New Banner picture! Cobequid-Chedabucto Fault at Cape Chignecto, Nova Scotia
Figure 1. The western extremity of the Cobequid Chedabucto Fault complex in Nova Scotia. The Cape in the distance is called Cape Chignecto It is a glorious view from the beach at Advocate Harbour. We look West towards Cape Chignecto. The … Continue reading
Posted in General geoscience, Geoheritage, Nova Scotia, outcrops Tagged tectonics Leave a comment
Extreme tides and Winter ice
Figure 1. Winter ice on the salt marshes of Minas Basin photographed from Wolfville, Nova Scotia, March 1, 2007. View to the North. What is an estuary? An estuary is a bay with an open connection to the sea. Rivers … Continue reading

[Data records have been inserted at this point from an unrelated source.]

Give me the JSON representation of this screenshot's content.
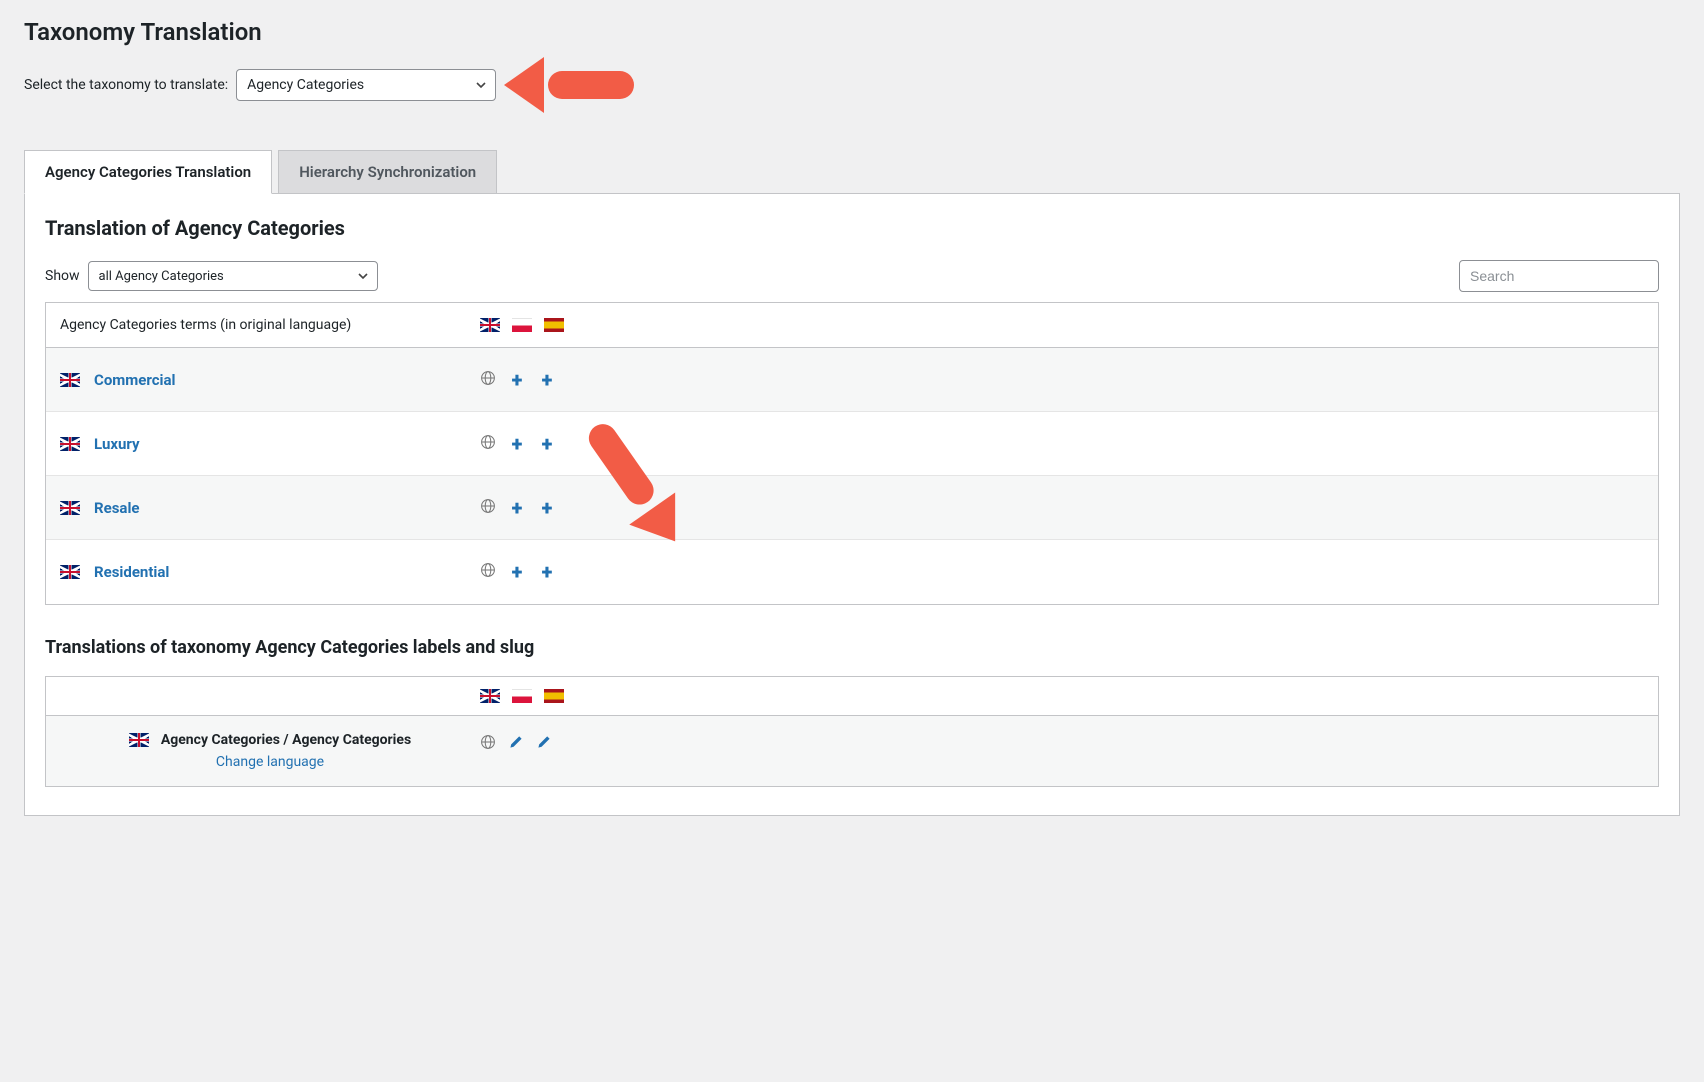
{
  "page": {
    "title": "Taxonomy Translation",
    "selector_label": "Select the taxonomy to translate:",
    "selector_value": "Agency Categories"
  },
  "tabs": [
    {
      "label": "Agency Categories Translation",
      "active": true
    },
    {
      "label": "Hierarchy Synchronization",
      "active": false
    }
  ],
  "section1": {
    "heading": "Translation of Agency Categories",
    "show_label": "Show",
    "show_value": "all Agency Categories",
    "search_placeholder": "Search",
    "header_col": "Agency Categories terms (in original language)"
  },
  "flags_header": [
    "uk",
    "pl",
    "es"
  ],
  "terms": [
    {
      "label": "Commercial",
      "flag": "uk",
      "actions": [
        "globe",
        "plus",
        "plus"
      ]
    },
    {
      "label": "Luxury",
      "flag": "uk",
      "actions": [
        "globe",
        "plus",
        "plus"
      ]
    },
    {
      "label": "Resale",
      "flag": "uk",
      "actions": [
        "globe",
        "plus",
        "plus"
      ]
    },
    {
      "label": "Residential",
      "flag": "uk",
      "actions": [
        "globe",
        "plus",
        "plus"
      ]
    }
  ],
  "section2": {
    "heading": "Translations of taxonomy Agency Categories labels and slug",
    "slug_label": "Agency Categories / Agency Categories",
    "change_language": "Change language",
    "actions": [
      "globe",
      "pencil",
      "pencil"
    ]
  },
  "icons": {
    "globe": "globe-icon",
    "plus": "plus-icon",
    "pencil": "pencil-icon"
  }
}
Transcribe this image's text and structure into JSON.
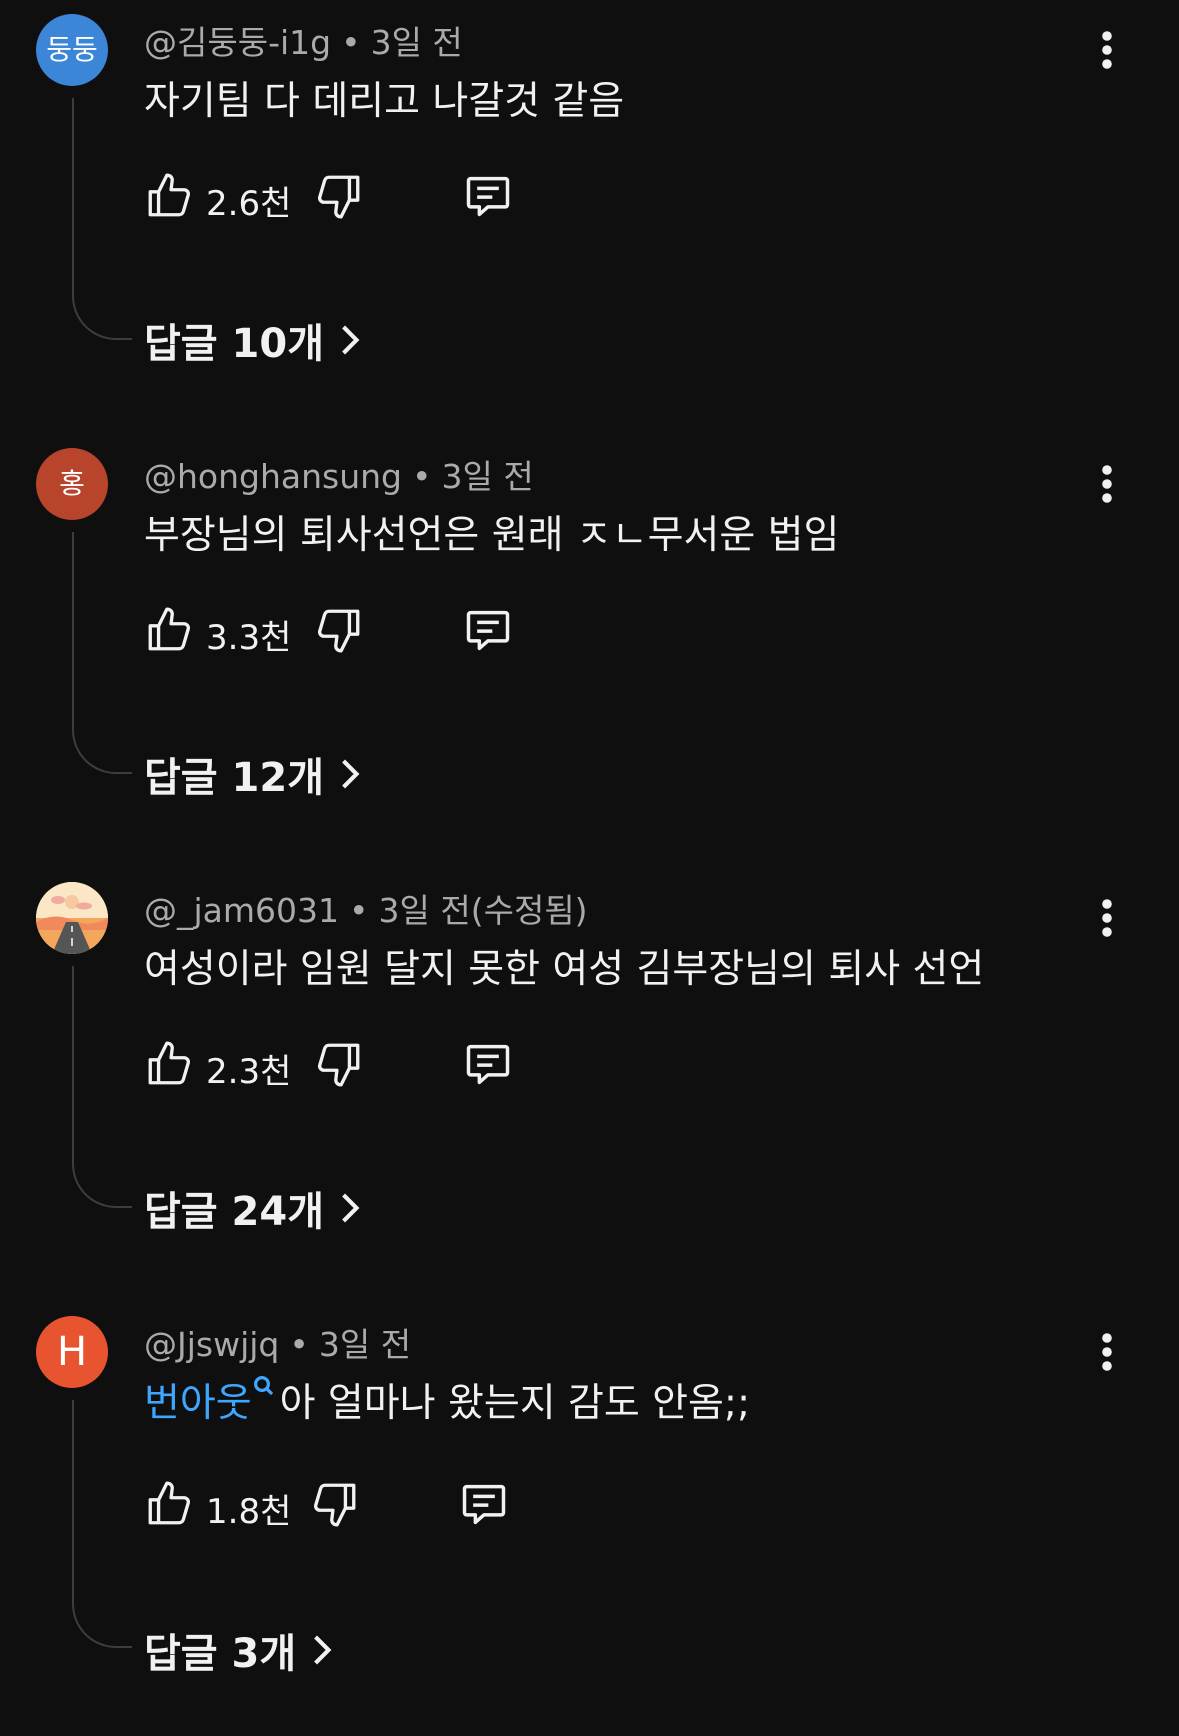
{
  "comments": [
    {
      "avatar_text": "둥둥",
      "avatar_color": "#3b86d6",
      "author": "@김둥둥-i1g",
      "time": "3일 전",
      "text": "자기팀 다 데리고 나갈것 같음",
      "likes": "2.6천",
      "replies": "답글 10개"
    },
    {
      "avatar_text": "홍",
      "avatar_color": "#b8442c",
      "author": "@honghansung",
      "time": "3일 전",
      "text": "부장님의 퇴사선언은 원래 ㅈㄴ무서운 법임",
      "likes": "3.3천",
      "replies": "답글 12개"
    },
    {
      "avatar_text": "",
      "avatar_color": "#f5c28a",
      "author": "@_jam6031",
      "time": "3일 전(수정됨)",
      "text": "여성이라 임원 달지 못한 여성 김부장님의 퇴사 선언",
      "likes": "2.3천",
      "replies": "답글 24개"
    },
    {
      "avatar_text": "H",
      "avatar_color": "#e8542f",
      "author": "@Jjswjjq",
      "time": "3일 전",
      "text_link": "번아웃",
      "text": "아 얼마나 왔는지 감도 안옴;;",
      "likes": "1.8천",
      "replies": "답글 3개"
    }
  ],
  "icons": {
    "like": "thumb-up-icon",
    "dislike": "thumb-down-icon",
    "reply": "comment-icon",
    "more": "more-vert-icon",
    "chevron": "chevron-right-icon",
    "search": "search-icon"
  }
}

Posted in climate change, General geoscience, Minas Basin, Bay of Fundy, Nova Scotia Tagged Atlantic, Canada, climate, Climate Change, coastal zone management, earth science, energy, environment, geology, geoscience, Ice Age, Minas Basin, Nova Scotia, oceanography, Quaternary, Science, Sea Level, sedimentology, tides 2 Comments
Nova Scotia’s own Great Unconformity

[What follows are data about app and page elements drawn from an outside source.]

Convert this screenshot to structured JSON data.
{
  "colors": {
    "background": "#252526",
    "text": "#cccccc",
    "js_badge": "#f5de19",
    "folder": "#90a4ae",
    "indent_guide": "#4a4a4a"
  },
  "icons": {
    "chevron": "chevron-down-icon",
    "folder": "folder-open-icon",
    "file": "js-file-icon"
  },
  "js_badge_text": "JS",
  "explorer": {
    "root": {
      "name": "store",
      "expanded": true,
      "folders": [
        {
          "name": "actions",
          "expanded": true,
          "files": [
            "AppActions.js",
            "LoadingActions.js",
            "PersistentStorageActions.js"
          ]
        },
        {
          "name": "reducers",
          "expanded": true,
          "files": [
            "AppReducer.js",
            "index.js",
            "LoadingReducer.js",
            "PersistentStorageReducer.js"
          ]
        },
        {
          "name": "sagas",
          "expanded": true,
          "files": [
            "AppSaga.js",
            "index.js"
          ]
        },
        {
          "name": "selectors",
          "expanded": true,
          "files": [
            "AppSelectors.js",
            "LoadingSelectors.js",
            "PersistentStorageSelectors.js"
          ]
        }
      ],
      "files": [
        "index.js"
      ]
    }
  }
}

The Angular Unconformity (U) at Nova Scotia’s Rainy Cove, separating intensely folded and faulted early Carboniferous shales and sandstones of the Horton Group (labeled 1 below the unconformity) and gently inclined, undeformed sandstones and conglomerates of the Wolfville Formation (2) at … Continue reading
Granites, Glaciers and the Ocean: a hike
We hiked, the other day – a well-known coastal trail, but new to me. So much still to discover here and it’s not like we haven’t been trying. The trail is in Crystal Crescent Beach Provincial Park and takes the … Continue reading
Posted in General geoscience, Geoheritage, Nova Scotia Tagged Atlantic, batholith, Canada, continent break-up, earth science, geology, geoscience, granite, Ice Age, Nova Scotia, Quaternary, Sea Level 1 Comment
A Tidal power lagoon in Nova Scotia’s Scott’s Bay?
Nova Scotia is where I live – a 700-odd km long NE-SW peninsula that more or less parallels the edge of the continent. What (almost) separates us from that continent is the Bay of Fundy, the Canadian extent of the Gulf … Continue reading
Posted in Energy, General geoscience, Minas Basin, Bay of Fundy, Nova Scotia Tagged Atlantic, Canada, Climate Change, earth science, energy, environment, geology, geoscience, Nova Scotia, oceanography, Science, Sea Level, tides 1 Comment
A no-brainer for every earth scientist: time travel!
Because this is a WordPress blog, I receive the weekly WordPress writing challenges, which are all about encouraging and helping aspiring fiction writers, which I am not. However, this week’s challenge is irresistible – Time Travel! This is the challenge … Continue reading
Posted in General geoscience, Nova Scotia Tagged Canada, Chixculub, Deccan Traps, DPChallenge, extinction, Glooscap, Holocene sea level rise, Ice Age, K-T extinction, Minas Basin, MiqMaq, Quaternary, tides, time travel 1 Comment
Blue Beach is not for sale
(Originally posted in March 2014. Updated a few times, last in May 2017) Left: Google Earth image showing location of Blue Beach – Avonport Station coastline. Right: aerial photo of the cliff (in the shade) and beach at low … Continue reading
Wrong Question: can fracking be done safely?
August 2021 A lot has changed in 8 years. My position on hydraulic fracturing has changed too. I could delete this post, but I’m not going to do that. A lot has changed: the climate crisis has deepened and the … Continue reading
Posted in Energy, Nova Scotia Tagged Atlantic, Canada, earth science, energy, environment, geology, geoscience, sedimentology 1 Comment
Dear Mr. Carney
That must have been a lovely stay, a “short week” (I’m quoting the Globe and Mail) with your family near the small village of Cheverie on the shores of our beautiful Minas Basin. As a proud constituent of Mr. Brison, … Continue reading
Posted in Nova Scotia Tagged anhydrite, basalt, Blomidon, Carboniferous, Carney, Cheverie, continent break-up, extinction, geology, gypsum, Minas Basin, Parrsboro, sedimentology, tides Leave a comment
The tidal landscape banner photo: Minas Basin, Nova Scotia, Canada
UPDATED December 29, 2014 This was my blog’s banner photo until January 1, 2015. What are you looking at? In a world of Google Earth where everyone has a GPS in their cell phone, I should start with the coordinates. … Continue reading